Element data from apps and pages
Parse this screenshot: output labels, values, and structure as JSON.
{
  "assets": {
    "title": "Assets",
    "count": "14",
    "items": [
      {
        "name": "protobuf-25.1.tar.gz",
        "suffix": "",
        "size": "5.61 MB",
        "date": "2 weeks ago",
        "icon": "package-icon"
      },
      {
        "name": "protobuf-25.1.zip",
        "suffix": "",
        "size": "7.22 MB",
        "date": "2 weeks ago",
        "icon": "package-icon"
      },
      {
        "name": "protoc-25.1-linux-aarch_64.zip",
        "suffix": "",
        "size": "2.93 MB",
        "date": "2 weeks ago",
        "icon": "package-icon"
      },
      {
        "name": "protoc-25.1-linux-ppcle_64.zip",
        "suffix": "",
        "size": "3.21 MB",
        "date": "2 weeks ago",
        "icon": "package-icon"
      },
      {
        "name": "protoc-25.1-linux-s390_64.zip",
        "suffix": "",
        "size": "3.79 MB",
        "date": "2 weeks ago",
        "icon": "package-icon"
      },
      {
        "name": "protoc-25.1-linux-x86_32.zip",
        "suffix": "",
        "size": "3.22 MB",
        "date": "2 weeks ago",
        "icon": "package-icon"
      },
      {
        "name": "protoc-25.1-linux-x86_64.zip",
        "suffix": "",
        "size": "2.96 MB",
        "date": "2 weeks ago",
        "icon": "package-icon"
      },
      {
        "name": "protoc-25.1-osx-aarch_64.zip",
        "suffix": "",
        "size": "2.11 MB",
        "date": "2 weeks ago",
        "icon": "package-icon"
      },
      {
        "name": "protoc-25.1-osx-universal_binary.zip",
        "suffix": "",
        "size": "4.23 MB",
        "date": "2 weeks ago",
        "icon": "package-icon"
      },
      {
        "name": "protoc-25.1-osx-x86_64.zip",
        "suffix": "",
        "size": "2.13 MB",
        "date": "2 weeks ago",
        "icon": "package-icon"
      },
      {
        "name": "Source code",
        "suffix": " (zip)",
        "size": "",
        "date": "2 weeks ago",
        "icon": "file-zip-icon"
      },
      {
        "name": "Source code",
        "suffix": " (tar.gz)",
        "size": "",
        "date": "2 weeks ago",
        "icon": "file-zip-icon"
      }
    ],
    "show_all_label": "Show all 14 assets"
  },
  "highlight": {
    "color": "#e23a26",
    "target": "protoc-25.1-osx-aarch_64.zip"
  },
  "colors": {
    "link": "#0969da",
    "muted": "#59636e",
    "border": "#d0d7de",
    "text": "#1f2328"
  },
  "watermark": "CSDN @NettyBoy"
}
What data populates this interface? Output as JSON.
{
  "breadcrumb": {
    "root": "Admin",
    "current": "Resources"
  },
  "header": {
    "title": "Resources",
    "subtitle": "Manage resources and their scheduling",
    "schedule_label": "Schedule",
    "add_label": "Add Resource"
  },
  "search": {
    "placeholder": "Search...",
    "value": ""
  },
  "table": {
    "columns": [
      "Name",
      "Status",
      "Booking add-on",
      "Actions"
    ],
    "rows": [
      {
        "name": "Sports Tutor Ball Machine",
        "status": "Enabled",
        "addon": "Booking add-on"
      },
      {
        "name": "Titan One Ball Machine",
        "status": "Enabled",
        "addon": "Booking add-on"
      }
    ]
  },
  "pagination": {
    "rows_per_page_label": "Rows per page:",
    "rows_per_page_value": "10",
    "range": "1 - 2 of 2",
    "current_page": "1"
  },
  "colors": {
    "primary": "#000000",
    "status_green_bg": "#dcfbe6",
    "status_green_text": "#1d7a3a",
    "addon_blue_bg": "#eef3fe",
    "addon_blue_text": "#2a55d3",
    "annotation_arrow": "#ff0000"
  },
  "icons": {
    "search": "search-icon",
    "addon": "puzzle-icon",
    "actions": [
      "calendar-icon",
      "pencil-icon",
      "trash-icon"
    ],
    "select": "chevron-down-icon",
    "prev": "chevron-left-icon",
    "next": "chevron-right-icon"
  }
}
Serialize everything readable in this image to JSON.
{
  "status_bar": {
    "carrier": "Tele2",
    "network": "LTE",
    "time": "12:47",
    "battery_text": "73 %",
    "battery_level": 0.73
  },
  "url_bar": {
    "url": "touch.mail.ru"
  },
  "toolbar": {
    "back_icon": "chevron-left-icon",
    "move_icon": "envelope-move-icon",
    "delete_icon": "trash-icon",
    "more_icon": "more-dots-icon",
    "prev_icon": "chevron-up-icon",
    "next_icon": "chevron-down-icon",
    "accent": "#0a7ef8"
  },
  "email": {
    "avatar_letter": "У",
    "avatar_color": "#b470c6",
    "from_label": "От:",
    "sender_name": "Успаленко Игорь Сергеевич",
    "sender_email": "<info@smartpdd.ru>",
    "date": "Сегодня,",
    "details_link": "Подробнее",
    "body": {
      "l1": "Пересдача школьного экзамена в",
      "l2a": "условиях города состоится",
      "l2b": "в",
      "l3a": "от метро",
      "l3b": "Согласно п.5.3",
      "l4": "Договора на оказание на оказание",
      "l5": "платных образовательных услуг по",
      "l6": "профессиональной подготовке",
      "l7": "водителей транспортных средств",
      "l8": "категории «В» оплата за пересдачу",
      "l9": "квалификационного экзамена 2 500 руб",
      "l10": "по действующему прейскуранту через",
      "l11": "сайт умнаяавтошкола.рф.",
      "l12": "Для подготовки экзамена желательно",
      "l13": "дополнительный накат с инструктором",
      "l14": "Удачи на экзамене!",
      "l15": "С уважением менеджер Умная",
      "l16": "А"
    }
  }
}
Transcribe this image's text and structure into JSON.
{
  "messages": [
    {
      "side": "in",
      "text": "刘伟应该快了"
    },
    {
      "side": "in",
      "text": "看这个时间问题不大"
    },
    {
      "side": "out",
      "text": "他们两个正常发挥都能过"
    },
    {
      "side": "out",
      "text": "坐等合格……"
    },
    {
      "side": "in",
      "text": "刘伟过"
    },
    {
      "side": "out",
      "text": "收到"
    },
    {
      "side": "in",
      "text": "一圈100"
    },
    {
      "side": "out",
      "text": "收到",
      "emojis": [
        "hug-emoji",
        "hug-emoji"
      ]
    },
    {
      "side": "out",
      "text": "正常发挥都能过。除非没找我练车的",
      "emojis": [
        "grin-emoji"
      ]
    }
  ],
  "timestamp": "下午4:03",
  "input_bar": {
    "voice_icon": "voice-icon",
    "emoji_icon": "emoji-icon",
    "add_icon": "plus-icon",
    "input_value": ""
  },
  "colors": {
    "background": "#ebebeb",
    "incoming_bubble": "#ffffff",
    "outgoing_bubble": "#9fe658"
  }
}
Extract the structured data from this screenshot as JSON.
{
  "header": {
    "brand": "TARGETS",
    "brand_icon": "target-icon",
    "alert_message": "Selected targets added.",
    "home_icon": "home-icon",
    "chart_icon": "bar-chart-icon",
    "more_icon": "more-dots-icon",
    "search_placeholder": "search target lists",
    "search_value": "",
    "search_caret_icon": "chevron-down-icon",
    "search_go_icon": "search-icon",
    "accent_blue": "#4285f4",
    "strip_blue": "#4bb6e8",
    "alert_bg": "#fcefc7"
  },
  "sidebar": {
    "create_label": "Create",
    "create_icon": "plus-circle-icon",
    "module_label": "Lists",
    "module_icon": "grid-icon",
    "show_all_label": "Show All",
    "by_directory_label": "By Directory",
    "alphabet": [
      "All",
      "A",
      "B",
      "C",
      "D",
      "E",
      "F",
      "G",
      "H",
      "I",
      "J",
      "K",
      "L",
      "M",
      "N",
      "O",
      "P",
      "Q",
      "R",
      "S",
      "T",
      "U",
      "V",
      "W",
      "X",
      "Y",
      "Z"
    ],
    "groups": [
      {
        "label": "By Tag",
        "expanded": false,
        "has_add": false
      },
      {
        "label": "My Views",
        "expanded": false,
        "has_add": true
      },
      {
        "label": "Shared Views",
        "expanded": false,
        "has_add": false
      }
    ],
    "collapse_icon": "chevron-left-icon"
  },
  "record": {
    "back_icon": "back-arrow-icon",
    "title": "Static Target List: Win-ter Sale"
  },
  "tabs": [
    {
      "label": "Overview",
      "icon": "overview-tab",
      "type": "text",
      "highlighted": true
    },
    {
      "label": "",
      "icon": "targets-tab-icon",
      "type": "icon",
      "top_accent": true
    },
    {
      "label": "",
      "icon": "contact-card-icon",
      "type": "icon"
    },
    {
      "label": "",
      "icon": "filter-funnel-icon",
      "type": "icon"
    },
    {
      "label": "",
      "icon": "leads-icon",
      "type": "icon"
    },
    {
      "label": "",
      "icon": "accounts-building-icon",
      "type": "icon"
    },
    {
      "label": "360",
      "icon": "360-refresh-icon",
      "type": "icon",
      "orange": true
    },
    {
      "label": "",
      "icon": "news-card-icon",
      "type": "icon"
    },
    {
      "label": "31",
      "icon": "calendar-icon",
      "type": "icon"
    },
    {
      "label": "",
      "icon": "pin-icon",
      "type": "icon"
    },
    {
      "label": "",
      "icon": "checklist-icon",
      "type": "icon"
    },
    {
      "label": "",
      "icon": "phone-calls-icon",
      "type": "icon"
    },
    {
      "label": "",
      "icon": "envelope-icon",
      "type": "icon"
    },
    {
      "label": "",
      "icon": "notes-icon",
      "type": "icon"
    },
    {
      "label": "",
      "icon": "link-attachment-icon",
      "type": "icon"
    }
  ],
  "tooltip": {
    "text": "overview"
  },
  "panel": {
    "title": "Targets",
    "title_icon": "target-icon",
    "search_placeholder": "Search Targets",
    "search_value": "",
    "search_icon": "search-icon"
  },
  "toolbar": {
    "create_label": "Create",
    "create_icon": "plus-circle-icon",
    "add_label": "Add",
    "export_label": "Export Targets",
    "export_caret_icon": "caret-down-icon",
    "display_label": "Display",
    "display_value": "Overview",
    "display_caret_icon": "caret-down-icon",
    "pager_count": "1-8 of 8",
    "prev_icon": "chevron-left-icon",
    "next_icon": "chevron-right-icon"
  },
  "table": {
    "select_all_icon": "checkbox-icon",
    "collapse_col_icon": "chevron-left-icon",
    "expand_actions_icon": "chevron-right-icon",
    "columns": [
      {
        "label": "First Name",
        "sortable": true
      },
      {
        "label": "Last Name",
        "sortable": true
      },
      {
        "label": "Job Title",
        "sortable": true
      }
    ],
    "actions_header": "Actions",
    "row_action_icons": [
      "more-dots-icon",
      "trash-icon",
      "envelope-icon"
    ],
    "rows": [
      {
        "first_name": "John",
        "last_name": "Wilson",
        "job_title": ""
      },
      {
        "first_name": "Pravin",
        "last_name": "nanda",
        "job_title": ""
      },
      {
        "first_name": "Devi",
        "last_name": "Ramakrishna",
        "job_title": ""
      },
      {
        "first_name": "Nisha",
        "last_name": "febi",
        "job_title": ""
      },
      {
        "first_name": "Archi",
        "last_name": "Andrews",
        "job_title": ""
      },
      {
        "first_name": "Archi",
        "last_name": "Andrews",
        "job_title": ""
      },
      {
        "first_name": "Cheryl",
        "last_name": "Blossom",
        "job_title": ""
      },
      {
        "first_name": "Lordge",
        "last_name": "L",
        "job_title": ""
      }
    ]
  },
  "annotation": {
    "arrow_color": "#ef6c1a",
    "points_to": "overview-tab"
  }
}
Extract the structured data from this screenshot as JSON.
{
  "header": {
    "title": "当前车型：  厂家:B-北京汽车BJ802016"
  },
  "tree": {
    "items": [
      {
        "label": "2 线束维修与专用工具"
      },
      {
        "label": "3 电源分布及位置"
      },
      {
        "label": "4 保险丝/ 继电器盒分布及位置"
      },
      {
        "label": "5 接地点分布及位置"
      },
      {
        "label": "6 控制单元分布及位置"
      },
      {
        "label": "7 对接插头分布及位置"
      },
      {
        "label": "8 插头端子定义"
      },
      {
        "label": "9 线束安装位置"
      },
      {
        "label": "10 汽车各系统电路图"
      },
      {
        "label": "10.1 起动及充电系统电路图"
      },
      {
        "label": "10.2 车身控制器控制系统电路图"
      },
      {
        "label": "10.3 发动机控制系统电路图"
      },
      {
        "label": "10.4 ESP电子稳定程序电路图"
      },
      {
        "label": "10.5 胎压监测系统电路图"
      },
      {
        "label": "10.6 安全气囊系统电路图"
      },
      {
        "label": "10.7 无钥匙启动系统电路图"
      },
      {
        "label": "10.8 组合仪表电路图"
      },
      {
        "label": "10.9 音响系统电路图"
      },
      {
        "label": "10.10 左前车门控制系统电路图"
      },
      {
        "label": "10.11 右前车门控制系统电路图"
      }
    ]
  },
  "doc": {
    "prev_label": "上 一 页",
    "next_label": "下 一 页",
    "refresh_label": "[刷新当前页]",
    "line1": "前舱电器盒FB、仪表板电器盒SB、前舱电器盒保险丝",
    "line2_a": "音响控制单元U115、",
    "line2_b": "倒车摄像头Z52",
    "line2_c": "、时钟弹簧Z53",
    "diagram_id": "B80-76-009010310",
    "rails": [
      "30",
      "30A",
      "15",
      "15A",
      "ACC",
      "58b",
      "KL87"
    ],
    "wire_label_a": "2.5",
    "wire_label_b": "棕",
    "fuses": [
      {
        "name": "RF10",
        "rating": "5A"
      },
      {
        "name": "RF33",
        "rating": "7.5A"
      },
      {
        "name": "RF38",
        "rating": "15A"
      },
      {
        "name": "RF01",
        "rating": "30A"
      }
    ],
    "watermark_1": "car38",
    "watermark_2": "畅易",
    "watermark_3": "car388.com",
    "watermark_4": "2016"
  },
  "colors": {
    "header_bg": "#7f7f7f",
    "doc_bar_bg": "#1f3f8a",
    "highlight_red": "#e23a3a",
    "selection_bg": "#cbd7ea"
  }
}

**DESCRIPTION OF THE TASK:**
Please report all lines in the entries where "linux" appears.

**ANSWER TO THE PROBLEM:**
        "name": "protoc-25.1-linux-aarch_64.zip",
        "name": "protoc-25.1-linux-ppcle_64.zip",
        "name": "protoc-25.1-linux-s390_64.zip",
        "name": "protoc-25.1-linux-x86_32.zip",
        "name": "protoc-25.1-linux-x86_64.zip",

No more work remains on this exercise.